Like the 44 Club, Terry's State Street Saloon has a serious karaoke reputation in Boise to go with its converted garden-shed exterior and slightly toxic air quality. And in some ways, it measures up, though not in as many ways as its cult would have had me believe.
The most important way is that it's loud. This is a welcome change from joints so worried about disturbing the non-participants that they cap the volume down tight enough to make the microphone practically decorative. Moreover, that serious volume comes through a great sounding system with monitors and good quality mics. That's why it has a deep rotation of singers who take their Jewel covers seriously. It is hard to hold a conversation in unless you retreat from the singing area to the bar area, which is dominated by a pool table and all the possible accidental crotch jabs that go with it. But for the karaoke dedicated, conversation isn't really the point, so no real loss.

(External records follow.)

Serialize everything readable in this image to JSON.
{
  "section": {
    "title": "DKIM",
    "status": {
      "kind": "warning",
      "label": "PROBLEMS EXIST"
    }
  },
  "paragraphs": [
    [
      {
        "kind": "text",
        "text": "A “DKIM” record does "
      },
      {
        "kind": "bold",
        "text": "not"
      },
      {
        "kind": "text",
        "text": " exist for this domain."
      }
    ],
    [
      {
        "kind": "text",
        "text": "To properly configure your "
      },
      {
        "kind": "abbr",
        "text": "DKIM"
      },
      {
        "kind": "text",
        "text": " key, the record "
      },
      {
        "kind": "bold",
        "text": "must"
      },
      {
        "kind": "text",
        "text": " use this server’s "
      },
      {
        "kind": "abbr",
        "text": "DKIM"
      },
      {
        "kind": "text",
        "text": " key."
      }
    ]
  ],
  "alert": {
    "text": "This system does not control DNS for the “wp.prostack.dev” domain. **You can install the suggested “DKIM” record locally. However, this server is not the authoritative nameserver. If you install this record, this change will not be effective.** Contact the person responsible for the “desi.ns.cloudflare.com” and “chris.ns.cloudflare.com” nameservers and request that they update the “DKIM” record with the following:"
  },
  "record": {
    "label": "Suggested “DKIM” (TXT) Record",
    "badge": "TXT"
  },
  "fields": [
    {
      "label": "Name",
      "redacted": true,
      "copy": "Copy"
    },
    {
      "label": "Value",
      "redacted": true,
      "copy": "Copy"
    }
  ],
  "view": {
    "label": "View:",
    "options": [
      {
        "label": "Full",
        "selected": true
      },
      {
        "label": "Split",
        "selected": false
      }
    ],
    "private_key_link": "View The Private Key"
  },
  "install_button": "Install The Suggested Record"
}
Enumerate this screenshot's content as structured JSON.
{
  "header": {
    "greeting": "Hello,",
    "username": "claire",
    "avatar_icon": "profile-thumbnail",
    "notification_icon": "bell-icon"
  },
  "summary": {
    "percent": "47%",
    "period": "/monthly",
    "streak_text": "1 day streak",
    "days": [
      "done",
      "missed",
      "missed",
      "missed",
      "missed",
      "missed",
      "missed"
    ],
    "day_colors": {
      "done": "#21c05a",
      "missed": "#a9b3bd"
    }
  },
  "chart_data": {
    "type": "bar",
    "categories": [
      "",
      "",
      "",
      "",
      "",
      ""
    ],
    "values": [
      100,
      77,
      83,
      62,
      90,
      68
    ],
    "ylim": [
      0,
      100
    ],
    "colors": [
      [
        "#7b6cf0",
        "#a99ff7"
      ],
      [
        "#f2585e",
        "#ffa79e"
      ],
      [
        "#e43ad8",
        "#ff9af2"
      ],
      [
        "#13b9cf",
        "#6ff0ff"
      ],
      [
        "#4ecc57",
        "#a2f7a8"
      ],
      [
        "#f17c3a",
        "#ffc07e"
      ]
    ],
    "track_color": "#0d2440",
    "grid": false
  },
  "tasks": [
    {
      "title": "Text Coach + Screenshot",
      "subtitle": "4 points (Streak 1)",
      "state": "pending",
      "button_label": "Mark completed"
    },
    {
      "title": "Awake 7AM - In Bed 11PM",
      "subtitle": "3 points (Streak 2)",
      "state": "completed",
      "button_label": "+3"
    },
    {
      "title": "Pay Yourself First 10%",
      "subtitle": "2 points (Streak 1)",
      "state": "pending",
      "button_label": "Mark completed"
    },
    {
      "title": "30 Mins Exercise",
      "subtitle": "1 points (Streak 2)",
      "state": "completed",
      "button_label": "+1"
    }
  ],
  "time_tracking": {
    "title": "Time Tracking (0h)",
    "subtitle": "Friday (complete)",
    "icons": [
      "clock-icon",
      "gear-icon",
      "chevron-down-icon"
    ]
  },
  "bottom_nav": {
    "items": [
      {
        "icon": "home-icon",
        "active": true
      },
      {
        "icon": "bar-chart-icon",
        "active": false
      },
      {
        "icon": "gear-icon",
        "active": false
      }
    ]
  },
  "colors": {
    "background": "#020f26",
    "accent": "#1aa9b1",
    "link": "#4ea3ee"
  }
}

The real problem with such tremendous volume is that it also cranked up the unbearably corny wacky-morning-radio-DJ banter from the KJ, as well as his super-enthusiastic performance of "When the Bodies Hit the Floor," potentially the trashiest song ever recorded.
The book is bound in nice hardshell three-ring binders and the pages were in good condition. But there were a number of unconsolidated updates, making it a chore to find a specific song or artist. And the songs offered were nothing special, just the standards. I heard Alannah Myles, John Mellencamp (with and without the Cougar) and back-to-back Alanis Morissette songs while waiting for my turn to sing "We Built This City," by Starship—a song the KJ announced as "a wild trip back to the '80s."
And when I did, right next to the screen with the lyrics was on playing FOX News. A faceful of Glenn Beck certainly aids with an angry song, but Starship was about love. As was my next choice, "The Monster Mash," another song the KJ seemed tickled by.
While singing, no one really cared. The tables were isolated from one another and there wasn't a space in front of the stage for dancing or improptu backups. One singer even committed the ultimate sin and took the mic back to her table to sit down. As an experience, Terry's was a bit disappointing.
It can't be denied that Terry's has nice, really well-maintained, professional-grade equipment. But it's put to very average use in a very average setting. This means that ultimately, the decision to go to Terry's rests less on the karaoke than it does on if it's the kind of place you want to hang out in.
And so the quest continues...